The evolution of weaponry in North American field crickets (#486)
Sexual selection research has traditionally focused on mate choice over intrasexual competition because the former mechanism was initially controversial and its theoretical foundations were not immediately recognized. This has resulted in the relative underdevelopment of research into the evolution of intrasexual competition and the weapons that one sex uses during aggressive physical combat over the other sex. This is in spite of the fact that the natural world abounds with examples of weaponry, particularly in males. My collaborators and I are studying the relationship between male weaponry and aggressive behaviour in field crickets (Orthoptera, Gryllidae, Gryllinae), a group that has become a model system for the study of male-male competition, but has received little attention from researchers interested in weaponry.
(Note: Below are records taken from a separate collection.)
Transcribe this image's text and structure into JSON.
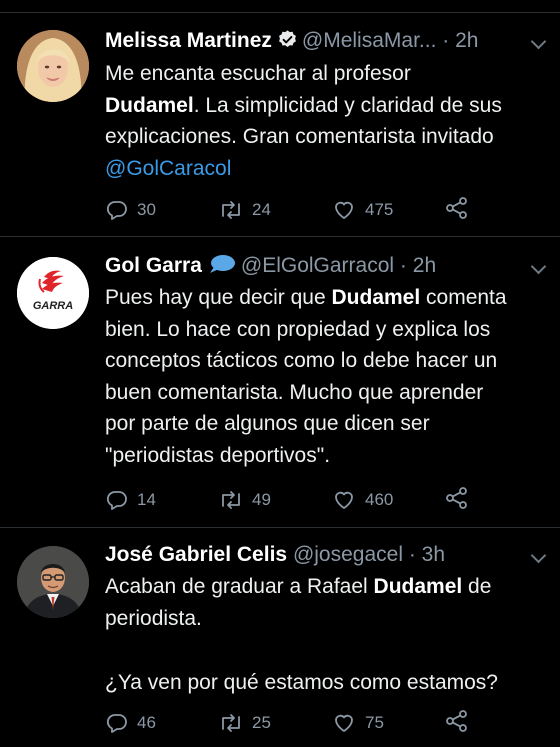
{
  "tweets": [
    {
      "name": "Melissa Martinez",
      "handle": "@MelisaMar...",
      "sep": "·",
      "time": "2h",
      "verified": true,
      "lines": [
        "Me encanta escuchar al profesor",
        {
          "bold": "Dudamel",
          "rest": ". La simplicidad y claridad de sus"
        },
        "explicaciones. Gran comentarista invitado",
        {
          "mention": "@GolCaracol"
        }
      ],
      "replies": "30",
      "retweets": "24",
      "likes": "475"
    },
    {
      "name": "Gol Garra",
      "handle": "@ElGolGarracol",
      "sep": "·",
      "time": "2h",
      "badge": "speech-bubble",
      "avatar_text": "GARRA",
      "lines": [
        {
          "pre": "Pues hay que decir que ",
          "bold": "Dudamel",
          "rest": " comenta"
        },
        "bien. Lo hace con propiedad y explica los",
        "conceptos tácticos como lo debe hacer un",
        "buen comentarista. Mucho que aprender",
        "por parte de algunos que dicen ser",
        "\"periodistas deportivos\"."
      ],
      "replies": "14",
      "retweets": "49",
      "likes": "460"
    },
    {
      "name": "José Gabriel Celis",
      "handle": "@josegacel",
      "sep": "·",
      "time": "3h",
      "lines": [
        {
          "pre": "Acaban de graduar a Rafael ",
          "bold": "Dudamel",
          "rest": " de"
        },
        "periodista.",
        "",
        "¿Ya ven por qué estamos como estamos?"
      ],
      "replies": "46",
      "retweets": "25",
      "likes": "75"
    }
  ],
  "colors": {
    "background": "#000000",
    "text": "#eef0f1",
    "muted": "#8b98a5",
    "link": "#3a9ae6",
    "divider": "#2a2f33"
  }
}
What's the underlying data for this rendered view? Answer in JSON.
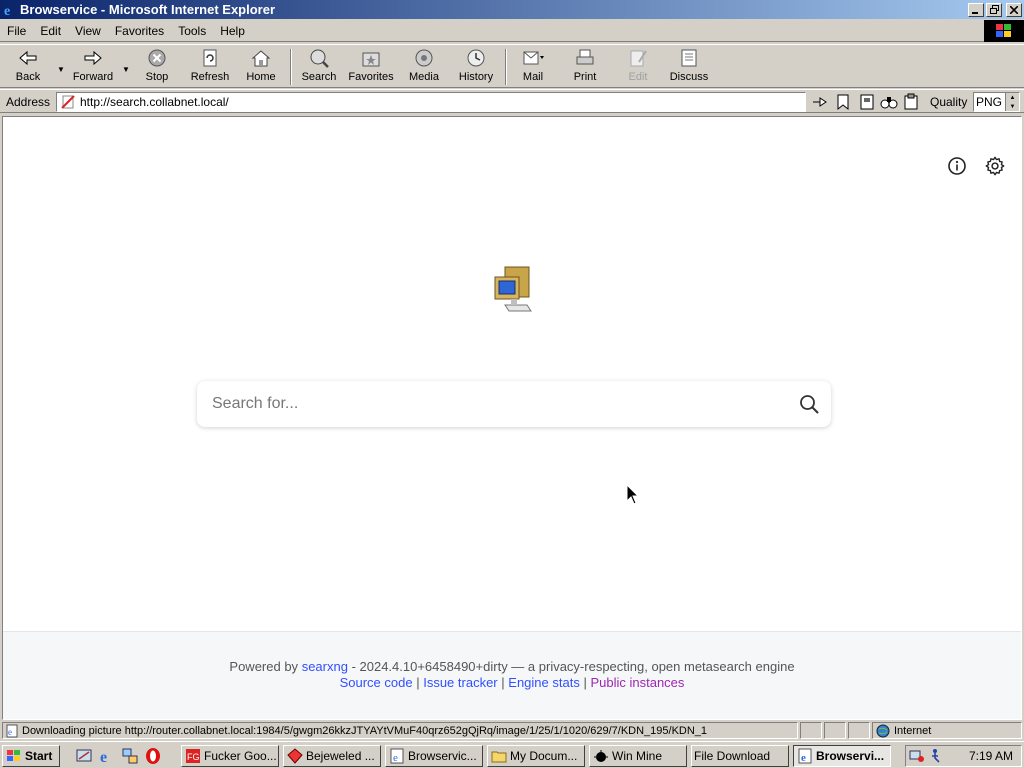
{
  "window": {
    "title": "Browservice - Microsoft Internet Explorer"
  },
  "menu": {
    "items": [
      {
        "label": "File"
      },
      {
        "label": "Edit"
      },
      {
        "label": "View"
      },
      {
        "label": "Favorites"
      },
      {
        "label": "Tools"
      },
      {
        "label": "Help"
      }
    ]
  },
  "toolbar": {
    "back": "Back",
    "forward": "Forward",
    "stop": "Stop",
    "refresh": "Refresh",
    "home": "Home",
    "search": "Search",
    "favorites": "Favorites",
    "media": "Media",
    "history": "History",
    "mail": "Mail",
    "print": "Print",
    "edit": "Edit",
    "discuss": "Discuss"
  },
  "address": {
    "label": "Address",
    "url": "http://search.collabnet.local/",
    "quality_label": "Quality",
    "quality_value": "PNG"
  },
  "page": {
    "search_placeholder": "Search for...",
    "footer": {
      "powered_by": "Powered by",
      "engine_link": "searxng",
      "version_text": "- 2024.4.10+6458490+dirty — a privacy-respecting, open metasearch engine",
      "source_code": "Source code",
      "issue_tracker": "Issue tracker",
      "engine_stats": "Engine stats",
      "public_instances": "Public instances",
      "separator": "|"
    }
  },
  "status": {
    "message": "Downloading picture http://router.collabnet.local:1984/5/gwgm26kkzJTYAYtVMuF40qrz652gQjRq/image/1/25/1/1020/629/7/KDN_195/KDN_1",
    "zone": "Internet"
  },
  "taskbar": {
    "start": "Start",
    "buttons": [
      {
        "label": "Fucker Goo..."
      },
      {
        "label": "Bejeweled ..."
      },
      {
        "label": "Browservic..."
      },
      {
        "label": "My Docum..."
      },
      {
        "label": "Win Mine"
      },
      {
        "label": "File Download"
      },
      {
        "label": "Browservi..."
      }
    ],
    "clock": "7:19 AM"
  }
}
Previous work has shown that in Gryllus pennsylvanicus, males with proportionately larger heads and mouthparts win more fights than males with proportionately smaller heads and mouthparts. Our current study tests whether this intraspecific pattern holds across nine species of field cricket found in North America. We raised all nine species under consistent laboratory conditions and then videoed 10-minute interactions between pairs of male crickets of the same species. Videos were scored for the intensity of aggressive behaviours, and each participant was measured for a variety of body dimensions, including weaponry. I will present the results of this research for all nine species mapped onto a recent phylogeny of North American field crickets to test: a) the prediction that morphological diversity in this group is correlated with the prevalence of aggressive combat, and b) whether the influence of weaponry on success in combat is consistent across species.